Task statement: State how many lines in the entries below hold the string "Shooting", and give nothing besides that number.

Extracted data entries

• • • •

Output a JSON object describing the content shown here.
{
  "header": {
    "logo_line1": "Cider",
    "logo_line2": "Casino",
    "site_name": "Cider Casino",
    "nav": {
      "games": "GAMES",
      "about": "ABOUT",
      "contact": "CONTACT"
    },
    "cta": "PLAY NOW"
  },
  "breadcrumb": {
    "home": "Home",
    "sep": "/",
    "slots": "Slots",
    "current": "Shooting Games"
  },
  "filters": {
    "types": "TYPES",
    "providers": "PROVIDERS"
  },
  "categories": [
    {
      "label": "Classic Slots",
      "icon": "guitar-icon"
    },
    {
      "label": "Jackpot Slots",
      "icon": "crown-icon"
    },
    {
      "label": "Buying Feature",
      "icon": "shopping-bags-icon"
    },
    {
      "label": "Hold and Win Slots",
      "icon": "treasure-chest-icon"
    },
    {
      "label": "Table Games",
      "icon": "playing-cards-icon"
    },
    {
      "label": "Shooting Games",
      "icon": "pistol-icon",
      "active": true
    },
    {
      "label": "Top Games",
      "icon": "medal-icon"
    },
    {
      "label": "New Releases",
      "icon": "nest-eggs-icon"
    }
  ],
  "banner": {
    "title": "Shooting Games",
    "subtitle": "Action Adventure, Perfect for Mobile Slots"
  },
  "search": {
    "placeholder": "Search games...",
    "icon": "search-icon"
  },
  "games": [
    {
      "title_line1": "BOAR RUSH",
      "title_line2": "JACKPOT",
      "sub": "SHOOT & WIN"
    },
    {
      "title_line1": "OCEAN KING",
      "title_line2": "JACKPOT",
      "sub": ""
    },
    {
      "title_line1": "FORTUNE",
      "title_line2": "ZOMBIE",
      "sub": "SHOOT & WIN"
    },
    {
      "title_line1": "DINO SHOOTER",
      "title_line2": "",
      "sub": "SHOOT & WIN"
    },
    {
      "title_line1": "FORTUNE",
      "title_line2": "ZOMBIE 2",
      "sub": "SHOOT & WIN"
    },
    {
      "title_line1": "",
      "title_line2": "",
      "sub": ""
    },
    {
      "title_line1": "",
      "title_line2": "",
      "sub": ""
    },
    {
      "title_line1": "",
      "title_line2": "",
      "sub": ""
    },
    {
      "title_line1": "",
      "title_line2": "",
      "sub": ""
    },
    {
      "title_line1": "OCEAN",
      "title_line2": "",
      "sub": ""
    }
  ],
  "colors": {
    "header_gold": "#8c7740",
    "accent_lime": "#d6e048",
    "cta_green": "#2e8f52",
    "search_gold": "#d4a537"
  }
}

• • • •

Answer area: 3